A daughter of New Orleans, Dawn DeDeaux mines the landscape around her to engage in dialogues around issues of ecology and social justice. She channels scientist Stephen Hawking’s postulation that the Earth won’t survive in one hundred years and offers up a symbolic plan for escape, an installation that begins with a broken Southern Gothic column and features prints depicting looming figures in flowery spacesuits. Together with artist Lonnie Holley, “Thumbs Up for the Mothership” resurrects hope from despair, while giving the mothership a big thumbs up.
Elements from DeDeaux's series Space Clowns depicts looming figures in flowery or fiery spacesuits — new uniforms for the future.

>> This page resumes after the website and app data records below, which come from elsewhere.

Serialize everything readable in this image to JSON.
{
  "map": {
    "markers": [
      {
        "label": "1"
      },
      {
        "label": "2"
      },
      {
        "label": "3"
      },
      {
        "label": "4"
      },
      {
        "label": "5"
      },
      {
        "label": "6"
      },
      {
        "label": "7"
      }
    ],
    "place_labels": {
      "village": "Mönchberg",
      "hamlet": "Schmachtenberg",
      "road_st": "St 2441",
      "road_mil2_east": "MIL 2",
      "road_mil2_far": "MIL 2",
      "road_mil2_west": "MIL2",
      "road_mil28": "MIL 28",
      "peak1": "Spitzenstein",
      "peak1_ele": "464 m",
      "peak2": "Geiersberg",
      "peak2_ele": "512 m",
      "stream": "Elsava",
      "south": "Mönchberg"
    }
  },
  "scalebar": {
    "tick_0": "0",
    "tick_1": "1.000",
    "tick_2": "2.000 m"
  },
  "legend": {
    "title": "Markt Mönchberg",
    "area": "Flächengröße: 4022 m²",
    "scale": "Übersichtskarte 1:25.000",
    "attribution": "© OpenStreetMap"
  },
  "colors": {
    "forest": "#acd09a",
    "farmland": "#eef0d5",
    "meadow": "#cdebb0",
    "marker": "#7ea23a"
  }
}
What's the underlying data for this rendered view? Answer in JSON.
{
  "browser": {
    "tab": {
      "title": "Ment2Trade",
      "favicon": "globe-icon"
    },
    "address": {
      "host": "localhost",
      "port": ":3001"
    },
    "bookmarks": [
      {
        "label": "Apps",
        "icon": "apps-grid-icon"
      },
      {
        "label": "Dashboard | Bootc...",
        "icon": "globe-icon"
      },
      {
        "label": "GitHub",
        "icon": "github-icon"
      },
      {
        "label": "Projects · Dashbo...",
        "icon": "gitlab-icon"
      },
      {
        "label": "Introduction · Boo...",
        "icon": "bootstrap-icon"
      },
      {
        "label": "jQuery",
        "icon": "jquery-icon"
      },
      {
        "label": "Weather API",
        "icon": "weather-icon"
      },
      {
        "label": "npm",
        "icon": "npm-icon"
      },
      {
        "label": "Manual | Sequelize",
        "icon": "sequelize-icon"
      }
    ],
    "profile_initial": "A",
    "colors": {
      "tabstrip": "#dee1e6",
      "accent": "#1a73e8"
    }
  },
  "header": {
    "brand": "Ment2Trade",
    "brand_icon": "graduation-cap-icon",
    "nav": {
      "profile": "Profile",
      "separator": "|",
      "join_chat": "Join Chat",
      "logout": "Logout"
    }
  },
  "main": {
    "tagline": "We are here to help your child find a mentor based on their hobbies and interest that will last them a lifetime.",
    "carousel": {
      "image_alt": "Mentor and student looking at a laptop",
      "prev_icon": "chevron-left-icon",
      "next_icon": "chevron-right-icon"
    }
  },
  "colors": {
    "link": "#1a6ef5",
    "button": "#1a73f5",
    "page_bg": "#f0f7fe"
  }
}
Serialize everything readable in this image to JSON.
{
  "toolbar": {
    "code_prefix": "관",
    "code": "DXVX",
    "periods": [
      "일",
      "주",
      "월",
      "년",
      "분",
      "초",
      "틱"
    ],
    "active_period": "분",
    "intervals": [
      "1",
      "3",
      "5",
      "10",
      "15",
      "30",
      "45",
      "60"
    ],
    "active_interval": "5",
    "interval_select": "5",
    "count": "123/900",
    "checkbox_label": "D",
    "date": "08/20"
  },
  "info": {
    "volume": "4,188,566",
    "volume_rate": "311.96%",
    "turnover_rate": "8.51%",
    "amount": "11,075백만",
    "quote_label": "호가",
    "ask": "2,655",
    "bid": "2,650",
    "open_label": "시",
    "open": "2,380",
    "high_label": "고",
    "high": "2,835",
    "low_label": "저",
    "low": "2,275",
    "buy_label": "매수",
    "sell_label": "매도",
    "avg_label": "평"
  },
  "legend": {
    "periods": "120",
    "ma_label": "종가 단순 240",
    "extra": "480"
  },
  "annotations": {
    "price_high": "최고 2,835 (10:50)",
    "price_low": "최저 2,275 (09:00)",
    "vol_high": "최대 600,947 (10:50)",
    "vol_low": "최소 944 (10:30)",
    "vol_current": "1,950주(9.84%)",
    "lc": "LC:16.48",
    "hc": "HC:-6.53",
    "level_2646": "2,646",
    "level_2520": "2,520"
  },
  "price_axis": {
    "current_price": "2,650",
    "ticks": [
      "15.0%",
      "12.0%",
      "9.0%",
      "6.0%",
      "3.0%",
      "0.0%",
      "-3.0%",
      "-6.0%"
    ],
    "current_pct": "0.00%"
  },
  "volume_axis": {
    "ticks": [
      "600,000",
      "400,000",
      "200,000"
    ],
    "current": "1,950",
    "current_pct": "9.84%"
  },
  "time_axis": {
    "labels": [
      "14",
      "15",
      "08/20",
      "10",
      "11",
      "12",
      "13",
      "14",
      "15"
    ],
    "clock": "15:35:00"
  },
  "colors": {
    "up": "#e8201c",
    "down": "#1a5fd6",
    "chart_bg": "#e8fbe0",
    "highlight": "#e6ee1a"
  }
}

Holley's works are built of found objects and function as three-dimensional sketches for ideas and stories. Just as the poetics and patina of found materials are key for Holley, so are the politics they unearth.
Broken But Still Strong incorporates Robert Rauschenberg's old cement mixer, while honoring Holley's grandmother who was part Cree and Cherokee, who taught him to respect the earth and recycle.
A broken-down piano in a corner has a figurative quality to it — depicting a musician that seemingly exploded due to the voice and weight of humanity.
Major exhibition support is provided by the Robert Rauschenberg Foundation, Horace W. Goldsmith Foundation, the Barr Foundation, and the Massachusetts Cultural Council.
All photos by David Dashiell